[Excerpts from an interface dataset]
──────

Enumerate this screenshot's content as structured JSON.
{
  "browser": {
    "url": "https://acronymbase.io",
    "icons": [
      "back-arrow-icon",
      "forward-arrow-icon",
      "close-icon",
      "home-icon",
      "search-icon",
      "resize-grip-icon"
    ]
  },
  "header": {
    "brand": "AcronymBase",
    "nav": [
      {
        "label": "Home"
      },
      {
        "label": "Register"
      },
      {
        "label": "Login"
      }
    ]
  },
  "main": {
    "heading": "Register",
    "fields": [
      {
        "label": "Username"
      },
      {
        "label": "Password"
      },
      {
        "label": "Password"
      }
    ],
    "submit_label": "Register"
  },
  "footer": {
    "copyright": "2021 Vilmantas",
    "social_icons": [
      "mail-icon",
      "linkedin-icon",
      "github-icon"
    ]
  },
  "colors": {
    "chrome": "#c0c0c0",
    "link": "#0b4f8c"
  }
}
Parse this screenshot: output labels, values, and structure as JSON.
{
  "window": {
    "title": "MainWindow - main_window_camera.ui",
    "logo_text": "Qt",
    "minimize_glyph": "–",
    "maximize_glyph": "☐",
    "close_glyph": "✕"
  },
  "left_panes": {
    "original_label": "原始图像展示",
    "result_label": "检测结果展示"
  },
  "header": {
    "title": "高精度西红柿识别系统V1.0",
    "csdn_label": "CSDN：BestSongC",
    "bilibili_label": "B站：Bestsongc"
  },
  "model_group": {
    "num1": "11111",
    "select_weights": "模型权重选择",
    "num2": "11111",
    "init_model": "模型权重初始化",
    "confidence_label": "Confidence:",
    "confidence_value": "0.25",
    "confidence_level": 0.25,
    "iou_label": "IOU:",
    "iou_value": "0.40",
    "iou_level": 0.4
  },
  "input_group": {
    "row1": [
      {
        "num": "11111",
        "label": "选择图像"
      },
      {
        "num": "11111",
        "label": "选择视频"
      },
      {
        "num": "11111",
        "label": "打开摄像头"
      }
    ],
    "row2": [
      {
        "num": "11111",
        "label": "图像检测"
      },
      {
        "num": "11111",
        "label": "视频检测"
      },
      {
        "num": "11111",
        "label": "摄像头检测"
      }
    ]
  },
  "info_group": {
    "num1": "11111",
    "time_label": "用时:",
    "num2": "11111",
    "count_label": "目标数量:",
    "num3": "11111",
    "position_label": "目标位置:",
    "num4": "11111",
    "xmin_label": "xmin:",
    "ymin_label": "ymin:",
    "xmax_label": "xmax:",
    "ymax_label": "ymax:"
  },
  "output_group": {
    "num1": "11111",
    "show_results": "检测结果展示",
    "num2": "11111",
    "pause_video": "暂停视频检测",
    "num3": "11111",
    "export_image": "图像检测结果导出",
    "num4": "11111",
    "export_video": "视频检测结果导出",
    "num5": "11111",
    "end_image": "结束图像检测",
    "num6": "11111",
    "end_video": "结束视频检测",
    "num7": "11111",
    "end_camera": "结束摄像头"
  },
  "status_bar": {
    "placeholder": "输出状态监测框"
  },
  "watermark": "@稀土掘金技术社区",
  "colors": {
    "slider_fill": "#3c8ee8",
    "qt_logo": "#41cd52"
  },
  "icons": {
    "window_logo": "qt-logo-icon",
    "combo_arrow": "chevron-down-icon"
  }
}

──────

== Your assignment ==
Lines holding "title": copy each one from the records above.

== Result of this exercise ==
    "title": "MainWindow - main_window_camera.ui",
    "title": "高精度西红柿识别系统V1.0",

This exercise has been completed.